Good morning beautiful gamers! As the woeful embrace of Monday wraps their hairy arms around our normal every day life, it's exceptionally felt on this particular Monday. The PAX East weekend was one of the best weekends I've ever experienced from an expo, period. From the vintage VHS cassette tape aesthetic that one would find during the 1980s and 1990s to modern agencies, PAX East was well over twice the size of last year's event by a mile.
This was a challenge that the hundreds of PAX Enforcers took to the sticks and achieved a high score, as my personal experience with the con was a pleasant one. It's thanks to the many staff members and volunteers that makes each year a safe and enjoyable one for everyone as best as they can.
This year I foregone attending as many panels and instead focused more on events outside of the convention building. Attending Balance Patch on Friday was easily the highlight of my weekend. Seeing the New England FGC reciprocate the love and support towards 1 UP Infinite as I've intended to show for the scene re-solidified a lot of why I do all of this. We don't make much profit from these trips but it was never just about the money, at least for me. If there's no passion, why wake up in the morning to attend a mass scale event like PAX East?
The same could be said for running several fighting game tournaments at once. I didn't properly give credit at the time, but players who are in the Boston area should definitely check out what Lucky D and the rest of what the Travelling Controller team is doing. To my knowledge, they've been around for over half a decade, perhaps even longer. It's not just Tekken either, but hosting multiple fighting games on time successfully is not an easy task as my fellow TO friends will know.
Final Fantasy 14 fans are some of the biggest supporters of their games, as they will come out in waves to support not just the game, but the developers as well. While some may fall on the level of "parasocialism," (if that's even a word) it's genuinely heartwarming to see the relationship that Yoshi P and Koji Fox has with their fanbase not just online but offline. The success story of Final Fantasy 14 is cemented into gaming history as a rare example of grassroots saving a AAA title from shutting down.
It is that transparency with the players and the commitment to ensuring that the developer's product is to the general player's liking. While developers can't please everyone, they can at least listen to everyone and accommodate accordingly. The Final Fantasy 16 panel, with its humorous "Burning Questions" segment was an example of such a scenario and over time, I trust that the final product will be improved upon further.
Overall, it's amazing whenever four days go by like a blur and it's impossible to be there for every single occurrence within a convention filled with tens of thousands of people. Despite this, there was always something to do inside and outside the convention. I would like PAX East in the future to highlight more of New England's organic gaming scene. While PAX is more on a global scale than local, it'll be up to media like us to ensure that readers understand how rich each local's scene is. Gaming is universal but it always begins with grassroots.

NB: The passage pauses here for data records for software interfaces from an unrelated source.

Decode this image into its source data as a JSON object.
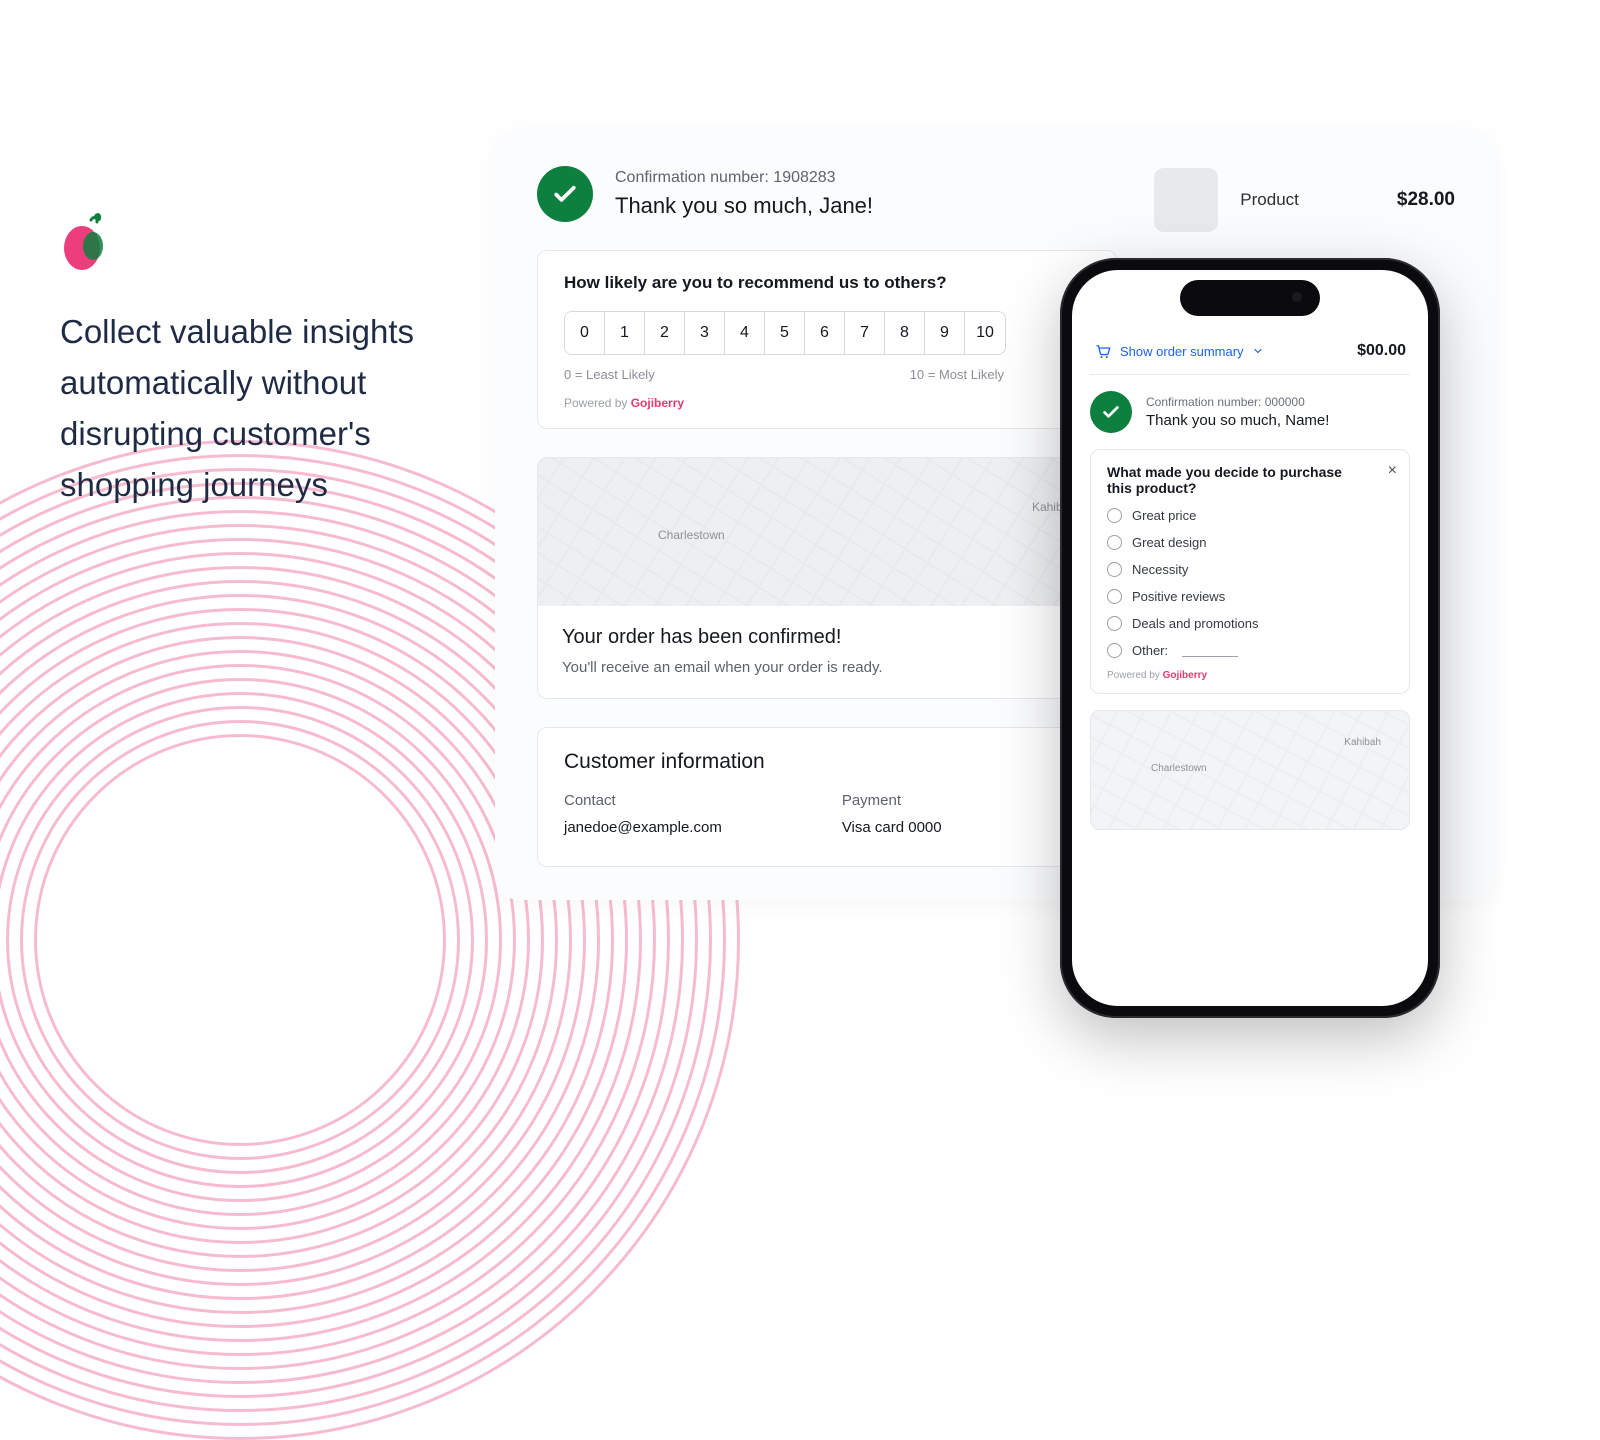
{
  "headline": "Collect valuable insights automatically without disrupting customer's shopping journeys",
  "desktop": {
    "confirmation_line": "Confirmation number: 1908283",
    "thank_you": "Thank you so much, Jane!",
    "product": {
      "label": "Product",
      "price": "$28.00"
    },
    "nps": {
      "question": "How likely are you to recommend us to others?",
      "scale": [
        "0",
        "1",
        "2",
        "3",
        "4",
        "5",
        "6",
        "7",
        "8",
        "9",
        "10"
      ],
      "legend_low": "0 = Least Likely",
      "legend_high": "10 = Most Likely",
      "powered_prefix": "Powered by ",
      "powered_brand": "Gojiberry"
    },
    "map_labels": {
      "left": "Charlestown",
      "right": "Kahibah"
    },
    "confirmed": {
      "title": "Your order has been confirmed!",
      "body": "You'll receive an email when your order is ready."
    },
    "customer": {
      "heading": "Customer information",
      "contact_label": "Contact",
      "contact_value": "janedoe@example.com",
      "payment_label": "Payment",
      "payment_value": "Visa card 0000"
    }
  },
  "phone": {
    "summary_label": "Show order summary",
    "summary_price": "$00.00",
    "confirmation_line": "Confirmation number: 000000",
    "thank_you": "Thank you so much, Name!",
    "survey": {
      "question": "What made you decide to purchase this product?",
      "options": [
        "Great price",
        "Great design",
        "Necessity",
        "Positive reviews",
        "Deals and promotions"
      ],
      "other_label": "Other:",
      "powered_prefix": "Powered by ",
      "powered_brand": "Gojiberry"
    },
    "map_labels": {
      "left": "Charlestown",
      "right": "Kahibah"
    }
  }
}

Thank you so much once again to ReedPop, the PAX East media team for always accommodating, the enforcer team for ensuring others are safe, and most importantly to each of the fans who help make events like these important. In an era where it's constantly a question on whether "offline events are still worth it," the cosplayers, meeting fans, and being comfortable in a space meant for us, always makes this worth it. Until next year!